Meditation and Questions for Reflection or Group Discussion
(Jeremiah 20:7-9; Psalm 63:2-6,8-9; Romans 12:1-2; Matthew 16:21-27)
Allowing Our Minds to be Renewed by the Holy Spirit
“You are thinking not as God does, but as human beings do.” (Matthew 16:23)
Can you imagine being in Peter’s position? Jesus just called you the rock on which he would build his church, and then, seconds later, he is chastising you and calling you “Satan.” What happened?
What we are seeing here is the real-time working of the Holy Spirit. Through Jesus’ teaching, Peter was laying new foundations for the way he would think and act—but those foundations took time to build. And today’s reading shows him at a point when he grasped that Jesus was the promised Messiah, but not that this Messiah was destined to be a suffering servant.
How hard it must have been for Peter to hear Jesus speak so abruptly! But ultimately, how freeing it proved to be! Peter didn’t have to remain thinking only as an ordinary human being, with just a few flashes of revelation here and there. This encounter showed him that he could learn how to think with God all the time. It showed that he could always ask the Holy Spirit for wisdom—and that the Spirit would answer him.
Ultimately, Peter was able to preach the gospel, heal the sick, and lead the Church because he let his mind be renewed.
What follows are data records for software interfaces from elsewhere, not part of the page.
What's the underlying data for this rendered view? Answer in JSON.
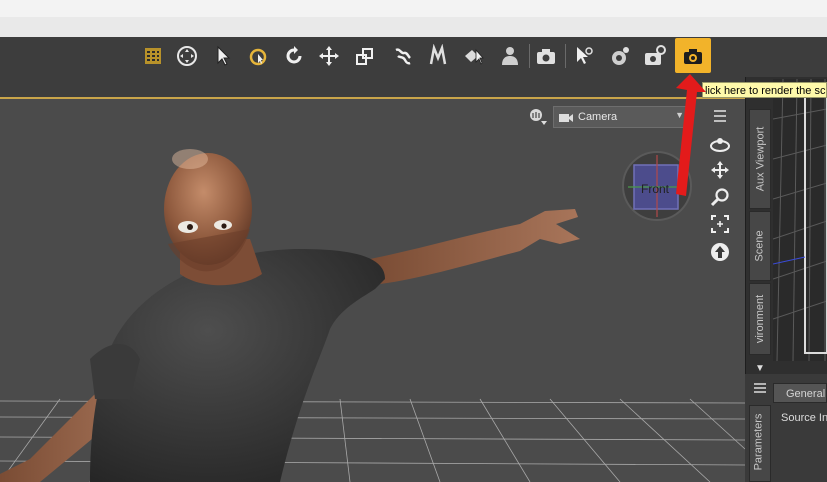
{
  "toolbar": {
    "tools": [
      {
        "name": "joint-editor-icon",
        "active": false
      },
      {
        "name": "universal-tool-icon",
        "active": false
      },
      {
        "name": "node-selection-icon",
        "active": false
      },
      {
        "name": "rotate-selection-icon",
        "active": false
      },
      {
        "name": "rotate-tool-icon",
        "active": false
      },
      {
        "name": "translate-tool-icon",
        "active": false
      },
      {
        "name": "scale-tool-icon",
        "active": false
      },
      {
        "name": "active-pose-icon",
        "active": false
      },
      {
        "name": "transfer-tool-icon",
        "active": false
      },
      {
        "name": "surface-selection-icon",
        "active": false
      },
      {
        "name": "figure-tool-icon",
        "active": false
      },
      {
        "name": "spot-render-icon",
        "active": false
      },
      {
        "name": "geometry-editor-icon",
        "active": false
      },
      {
        "name": "render-settings-icon",
        "active": false
      },
      {
        "name": "render-settings-gear-icon",
        "active": false
      },
      {
        "name": "render-camera-icon",
        "active": true
      }
    ]
  },
  "tooltip": {
    "text": "lick here to render the sc"
  },
  "viewport": {
    "camera_label": "Camera",
    "cube_label": "Front"
  },
  "side_tabs": {
    "aux_viewport": "Aux Viewport",
    "scene": "Scene",
    "environment": "vironment",
    "parameters": "Parameters"
  },
  "params": {
    "tab_general": "General",
    "source_label": "Source In"
  },
  "colors": {
    "accent": "#f2b32a",
    "tooltip_bg": "#fffaaa",
    "arrow": "#e31b1b"
  }
}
He learned how to hear God’s voice and receive direction from God, and that enabled him to remain strong and peaceful in times of tribulation. He wasn’t doing it all on his own; he had divine help to guide him and reassure him every step of the way.
Peter is a wonderful example of what the Holy Spirit can do when we let Him work in us. Sometimes it is hard to submit our thoughts and attitudes to the Lord, but the rewards are well worth the effort. After all, what could be better than being transformed into a beloved—and loving—servant of Christ!
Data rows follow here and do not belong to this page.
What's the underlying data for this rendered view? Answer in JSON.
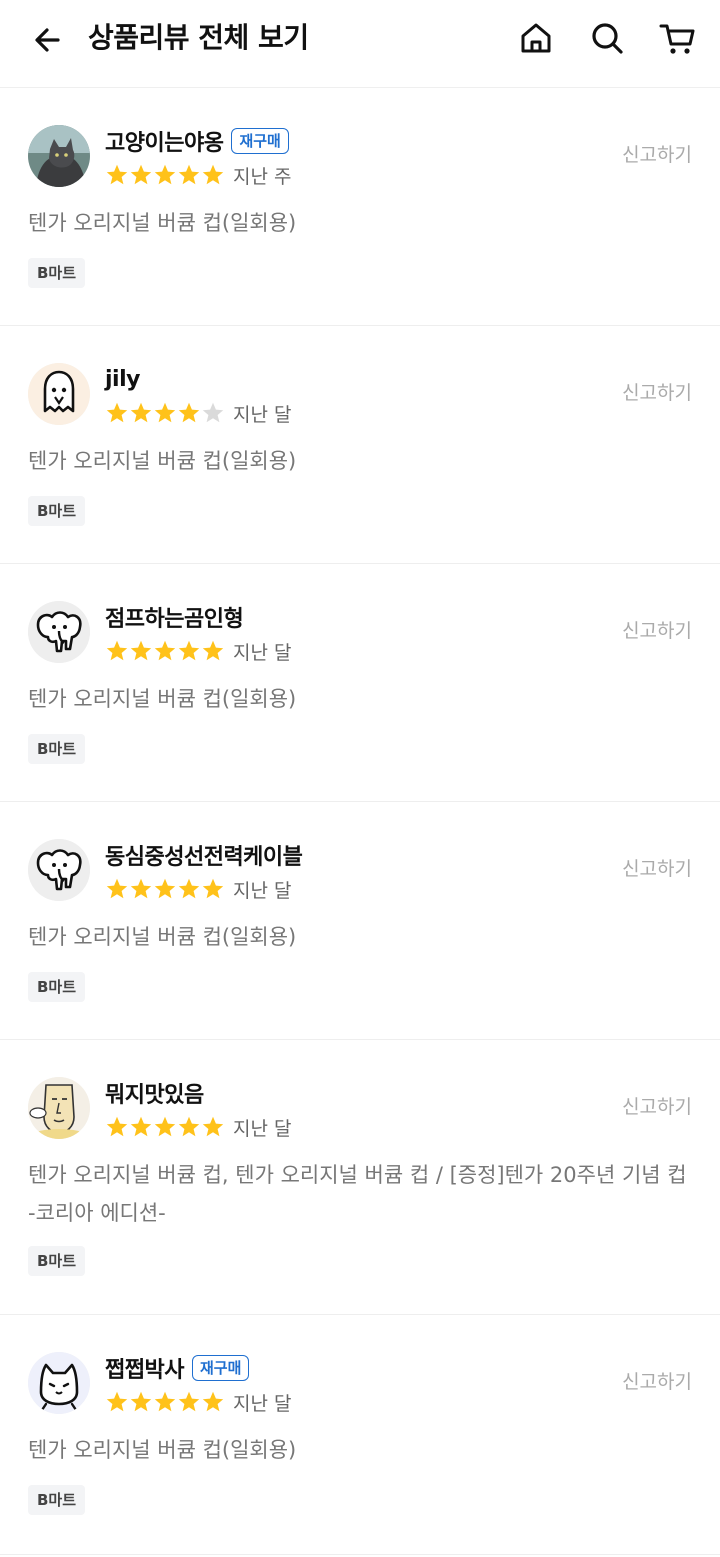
{
  "header": {
    "title": "상품리뷰 전체 보기",
    "icons": [
      "back-arrow-icon",
      "home-icon",
      "search-icon",
      "cart-icon"
    ]
  },
  "colors": {
    "star_filled": "#FFC21A",
    "star_empty": "#DADADA",
    "badge": "#1F6FD0"
  },
  "reviews": [
    {
      "nickname": "고양이는야옹",
      "badge": "재구매",
      "rating": 5,
      "time": "지난 주",
      "report": "신고하기",
      "product": "텐가 오리지널 버큠 컵(일회용)",
      "store": "B마트",
      "avatar": "cat-photo"
    },
    {
      "nickname": "jily",
      "badge": "",
      "rating": 4,
      "time": "지난 달",
      "report": "신고하기",
      "product": "텐가 오리지널 버큠 컵(일회용)",
      "store": "B마트",
      "avatar": "ghost"
    },
    {
      "nickname": "점프하는곰인형",
      "badge": "",
      "rating": 5,
      "time": "지난 달",
      "report": "신고하기",
      "product": "텐가 오리지널 버큠 컵(일회용)",
      "store": "B마트",
      "avatar": "elephant"
    },
    {
      "nickname": "동심중성선전력케이블",
      "badge": "",
      "rating": 5,
      "time": "지난 달",
      "report": "신고하기",
      "product": "텐가 오리지널 버큠 컵(일회용)",
      "store": "B마트",
      "avatar": "elephant"
    },
    {
      "nickname": "뭐지맛있음",
      "badge": "",
      "rating": 5,
      "time": "지난 달",
      "report": "신고하기",
      "product": "텐가 오리지널 버큠 컵, 텐가 오리지널 버큠 컵 / [증정]텐가 20주년 기념 컵 -코리아 에디션-",
      "store": "B마트",
      "avatar": "face-drawing"
    },
    {
      "nickname": "쩝쩝박사",
      "badge": "재구매",
      "rating": 5,
      "time": "지난 달",
      "report": "신고하기",
      "product": "텐가 오리지널 버큠 컵(일회용)",
      "store": "B마트",
      "avatar": "cat-face"
    }
  ]
}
“Holy Spirit, come and renew my way of thinking. I want to become a vessel of your grace and power, and I know I cannot do this on my own. Spirit, make your thoughts my thoughts and your desire5s my desires!”
Questions for Reflection/Discussion
- In the first reading, Jeremiah is so in tune with the Lord that he cannot hold back from speaking of him to others. Could that be said of your faith? What are the obstacles that keep you from talking to someone about your faith in Christ? Take some time now to pray that you would be able to overcome them.
- The responsorial psalm talks of the soul “thirsting” for God. Do you feel your soul is thirsty for the Lord? Why or why not? What can you do this week to water your soul even more?
- The letter to the Romans asks us not to be conformed to the world. What has the biggest influence on your mind: television, newspapers, and what others think – or is it the Scriptures and prayer? What specifically can you do to reduce the influence of the first three and increase the influence of Scriptures and prayer.
- In the Gospel, Jesus had to rebuke Peter because Peter wanted to tell Christ what he needed to do. How can you increase your receptivity to Christ’s leading, rather than telling him what he needs to do for you.
- Jesus also spoke of the need to deny ourselves and take up our cross? What cross is the Lord asking you to bear? If you are in a men’s group, how can the men in your group help you in bearing this cross?
- The meditation speaks of the Peter’s ongoing transformation, and the renewal of his mind, which enabled him to lead the early church. It also challenges us with these words: “Peter is a wonderful example of what the Holy Spirit can do when we let him work in us. Sometimes it is hard to submit our thoughts and attitudes to the Lord, but the rewards are well worth the effort. After all, what could be better than being transformed into a beloved—and loving—servant of Christ!” How well do you do at submitting your thoughts and attitudes to the Lord? What are some of the obstacles that keep you from dong this? What steps cn you take to overcome them?
- Take some time now and pray for a renewal of your mind and your way of thinking, especially in difficult situations or times of crisis. Use the prayer at the end of the meditation as the starting point.